Capacitive Load For Performance and Efficiency

By R.W. Hurst, Editor

A capacitive load (CL) plays a vital role in the performance and efficiency of electrical systems. By understanding its characteristics, impacts on power factor and voltage regulation, and the role of capacitor banks in managing it, engineers and technicians can optimize electrical systems for maximum performance and stability. With the right knowledge and tools, it can be effectively managed to ensure a reliable and efficient power system.


A capacitive load primarily comprises capacitors, which temporarily store electrical energy in the form of an electric field. These capacitors have the unique characteristic of leading the voltage in AC circuits, meaning that the current waveform peaks before the voltage waveform. This phenomenon results in a leading power factor, which can influence the power factor of the entire electrical system.

One of the primary impacts is their effect on reactive power. Reactive power is the portion of electrical power oscillating between the load and the power source without being consumed or converted into useful work. It is essential in maintaining voltage levels in the power system but can create inefficiencies if not properly managed.

Power factor correction is a technique used to improve the efficiency of electrical systems by reducing the amount of reactive power present. Capacitive loads and inductive loads, such as electric motors, can significantly affect the power factor. By introducing capacitors in the form of capacitor banks, power factor correction can be achieved, ultimately enhancing the overall efficiency of the electrical system.
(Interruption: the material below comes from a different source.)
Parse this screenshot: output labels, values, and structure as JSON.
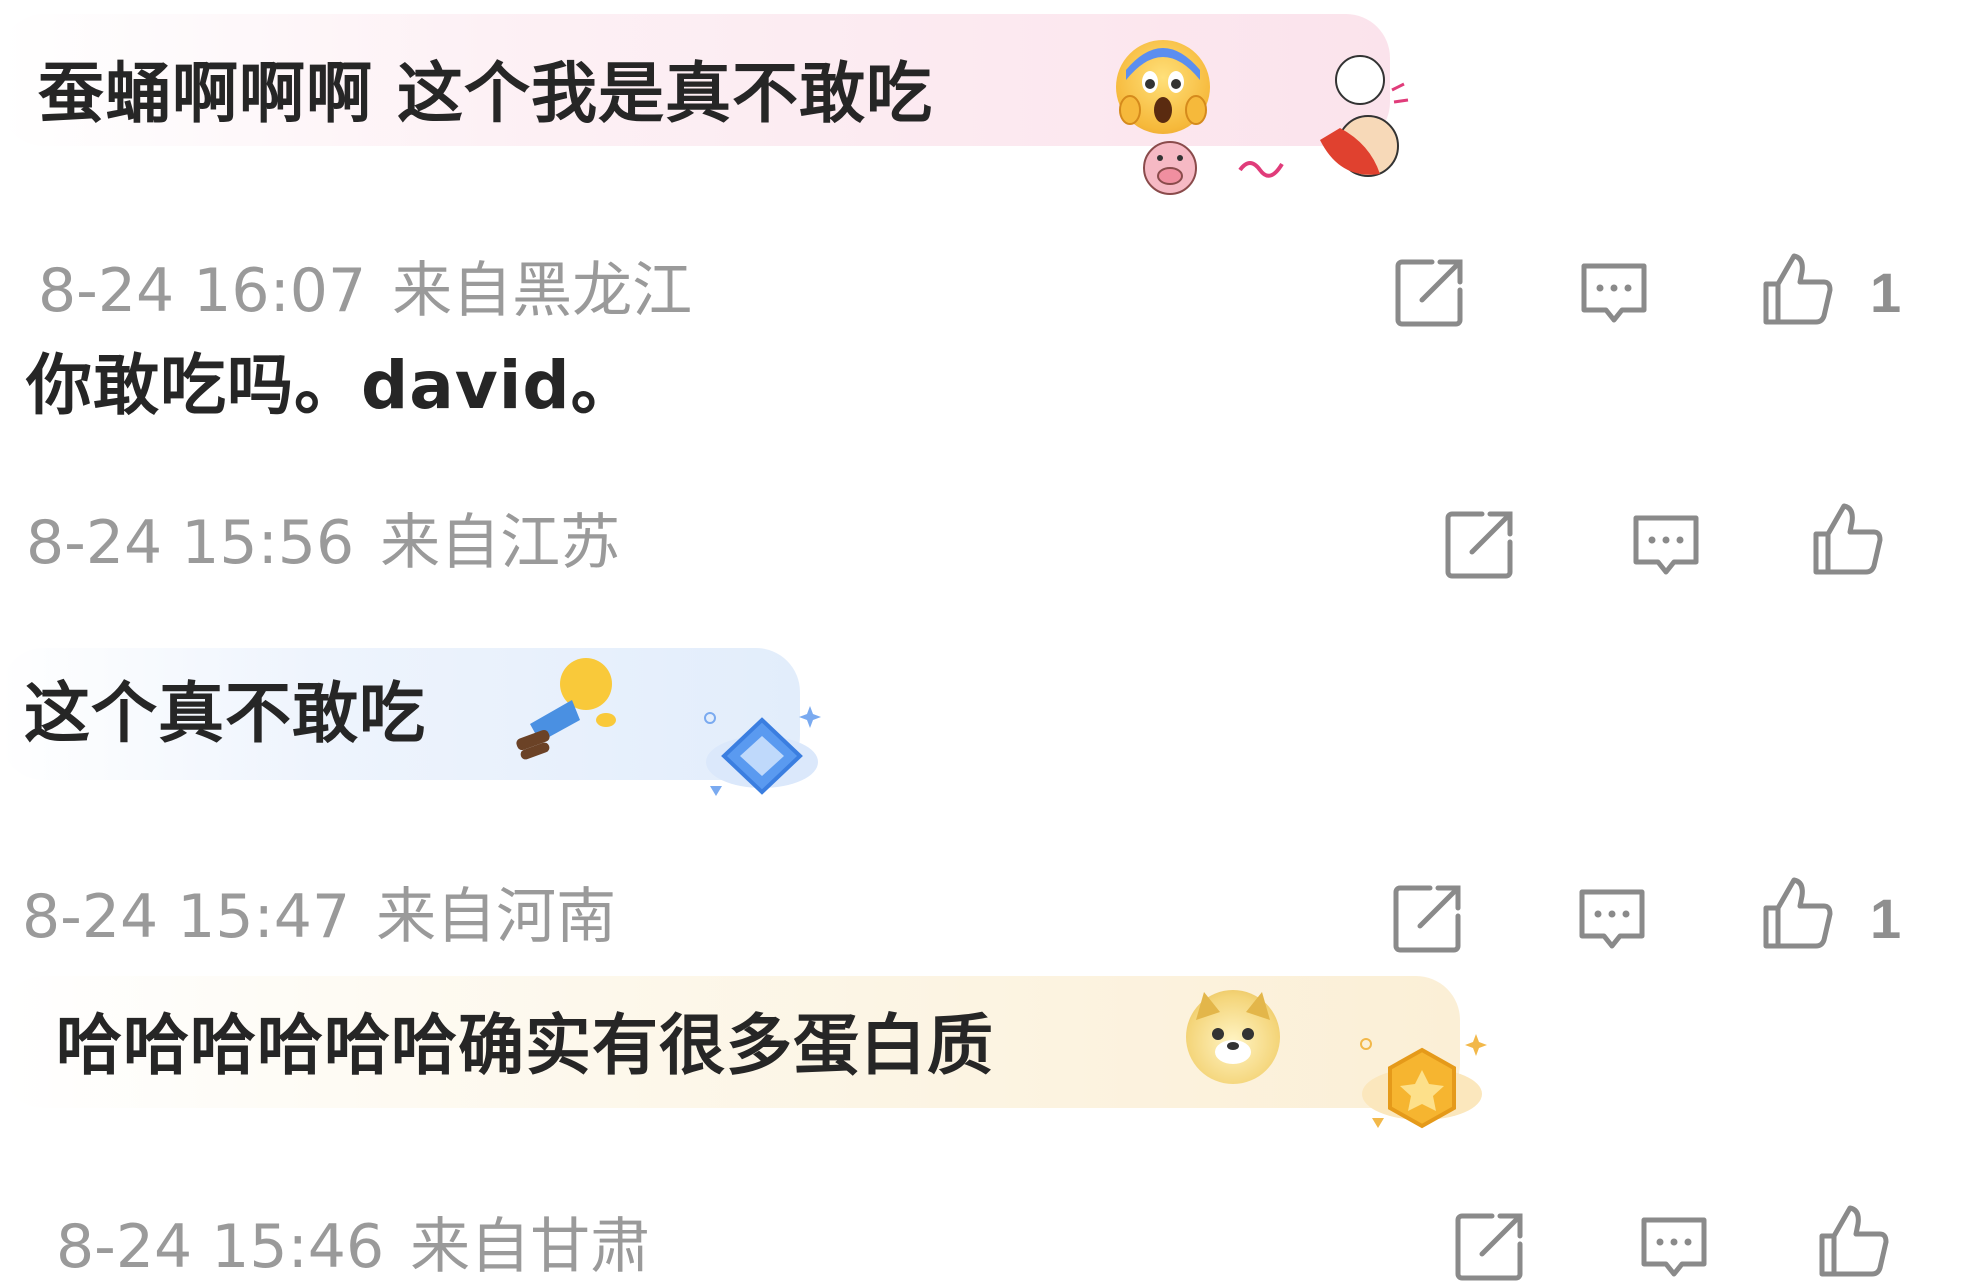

Capacitor banks are assemblies of multiple capacitors connected in parallel or series, used to manage capacitive loads effectively. They store and release energy to balance the reactive power in the system, thereby reducing power losses and stabilizing voltage levels. Capacitor banks are widely used in industrial and commercial settings to mitigate the adverse effects.

Capacitive reactance measures a capacitor's opposition to the flow of alternating current (AC) in AC circuits. It is inversely proportional to both the frequency of the AC signal and the capacitance of the capacitor. The formula for calculating capacitive reactance (Xc) is Xc = 1 / (2 * π * f * C), where f is the frequency of the AC signal and C is the capacitance of the capacitor. Understanding capacitive reactance is vital for designing and analyzing AC circuits.

Load balancing distributes electrical loads evenly across a power system to ensure optimal performance and efficiency. In systems with capacitive loads, proper load balancing helps maintain voltage stability and prevents the overloading of certain components. It can be achieved through the strategic placement of capacitor banks and power factor correction techniques.

Voltage regulation is essential for maintaining stable voltage levels throughout an electrical system, and they can significantly impact this process. By influencing reactive power and power factor, capacitive loads can cause voltage fluctuations and instability if not properly managed. However, voltage regulation can be effectively maintained with the use of capacitor banks and power factor correction methods.

Capacitive loads have both advantages and disadvantages in electrical systems. On the one hand, they can improve power factor, reduce power losses, and provide voltage support when properly managed. However, on the other hand, they can lead to voltage fluctuations, system instability, and increased wear on electrical components if not correctly balanced.

Types of Capacitive Loads

Capacitive loads store electrical energy in a capacitor and release it back into the circuit. Unlike resistive loads or inductive loads, CLs have the characteristic of the current reaching its peak before the voltage does.

Capacitive loads are often combined with other electrical loads, especially inductive loads, to improve their efficiency and power factor. Loads include:

  • Power factor correction devices: These electronic devices correct power factor issues that can arise when using inductive loads. They are designed to add capacitive loads to an electrical system to balance the inductive loads and improve energy efficiency.
  • Electric motors: Certain electric motors, such as synchronous and capacitive motors, contain capacitive loads that regulate the motor's speed and efficiency. This includes various types of electrical load configurations.
  • Fluorescent lights: The ballast in fluorescent lights contains capacitive loads that help regulate the electrical current and voltage of the light.
  • Air conditioning units: Air conditioning units and heating elements contain them in their compressor and motor circuits that help regulate the flow of electrical energy and improve energy efficiency.
  • Electronic devices: They are commonly used in electronic devices such as computers, televisions, and audio systems to regulate the flow of electrical energy and improve the device's efficiency because it consumes electrical energy.